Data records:
*** Block opens ***

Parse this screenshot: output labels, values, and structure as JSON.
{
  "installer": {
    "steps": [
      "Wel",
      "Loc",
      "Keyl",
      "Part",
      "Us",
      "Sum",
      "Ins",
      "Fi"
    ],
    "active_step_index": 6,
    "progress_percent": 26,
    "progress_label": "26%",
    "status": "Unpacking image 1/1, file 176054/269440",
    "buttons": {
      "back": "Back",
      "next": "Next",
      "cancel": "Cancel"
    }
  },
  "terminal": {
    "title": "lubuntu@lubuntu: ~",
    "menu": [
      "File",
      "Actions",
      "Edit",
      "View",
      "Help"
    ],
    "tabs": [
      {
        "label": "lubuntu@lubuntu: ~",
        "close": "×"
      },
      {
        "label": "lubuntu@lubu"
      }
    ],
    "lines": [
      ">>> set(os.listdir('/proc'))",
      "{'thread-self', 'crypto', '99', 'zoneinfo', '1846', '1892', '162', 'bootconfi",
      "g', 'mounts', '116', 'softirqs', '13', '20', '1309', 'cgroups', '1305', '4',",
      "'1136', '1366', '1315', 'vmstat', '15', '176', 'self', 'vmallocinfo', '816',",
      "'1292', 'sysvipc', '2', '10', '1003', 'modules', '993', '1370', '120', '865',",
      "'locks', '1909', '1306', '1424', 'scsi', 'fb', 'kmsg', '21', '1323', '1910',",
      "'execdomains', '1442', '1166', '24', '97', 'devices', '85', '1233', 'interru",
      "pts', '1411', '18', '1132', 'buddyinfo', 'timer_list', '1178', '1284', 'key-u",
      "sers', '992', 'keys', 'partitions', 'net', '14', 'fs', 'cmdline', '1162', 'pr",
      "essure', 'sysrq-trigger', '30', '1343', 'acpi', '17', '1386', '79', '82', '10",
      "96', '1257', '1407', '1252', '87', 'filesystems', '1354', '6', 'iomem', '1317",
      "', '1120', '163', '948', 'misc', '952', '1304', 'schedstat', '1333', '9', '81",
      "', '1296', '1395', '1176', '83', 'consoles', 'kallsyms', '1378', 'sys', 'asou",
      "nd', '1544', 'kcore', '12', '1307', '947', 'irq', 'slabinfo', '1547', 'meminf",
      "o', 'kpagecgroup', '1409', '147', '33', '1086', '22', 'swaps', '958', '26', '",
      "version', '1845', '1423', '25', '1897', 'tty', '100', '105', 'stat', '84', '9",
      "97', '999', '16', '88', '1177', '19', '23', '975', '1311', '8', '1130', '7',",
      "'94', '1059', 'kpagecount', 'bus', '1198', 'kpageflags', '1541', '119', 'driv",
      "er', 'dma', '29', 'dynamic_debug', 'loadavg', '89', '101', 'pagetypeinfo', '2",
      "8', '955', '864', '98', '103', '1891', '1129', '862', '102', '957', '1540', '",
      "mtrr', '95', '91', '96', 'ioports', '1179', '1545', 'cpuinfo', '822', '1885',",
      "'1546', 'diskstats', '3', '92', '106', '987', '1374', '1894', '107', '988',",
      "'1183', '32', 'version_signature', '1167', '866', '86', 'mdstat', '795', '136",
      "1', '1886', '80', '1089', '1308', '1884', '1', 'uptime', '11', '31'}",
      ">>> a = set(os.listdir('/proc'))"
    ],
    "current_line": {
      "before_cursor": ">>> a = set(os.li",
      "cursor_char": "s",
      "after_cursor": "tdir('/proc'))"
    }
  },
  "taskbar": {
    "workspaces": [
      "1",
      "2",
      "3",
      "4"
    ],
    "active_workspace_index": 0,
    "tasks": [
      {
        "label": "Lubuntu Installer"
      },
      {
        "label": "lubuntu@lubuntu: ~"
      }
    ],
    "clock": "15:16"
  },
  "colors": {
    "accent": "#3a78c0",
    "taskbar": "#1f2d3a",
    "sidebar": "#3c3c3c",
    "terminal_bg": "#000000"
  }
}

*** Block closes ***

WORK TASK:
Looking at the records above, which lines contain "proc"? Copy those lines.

ANSWER BELOW:
      ">>> set(os.listdir('/proc'))",
      ">>> a = set(os.listdir('/proc'))"
      "after_cursor": "tdir('/proc'))"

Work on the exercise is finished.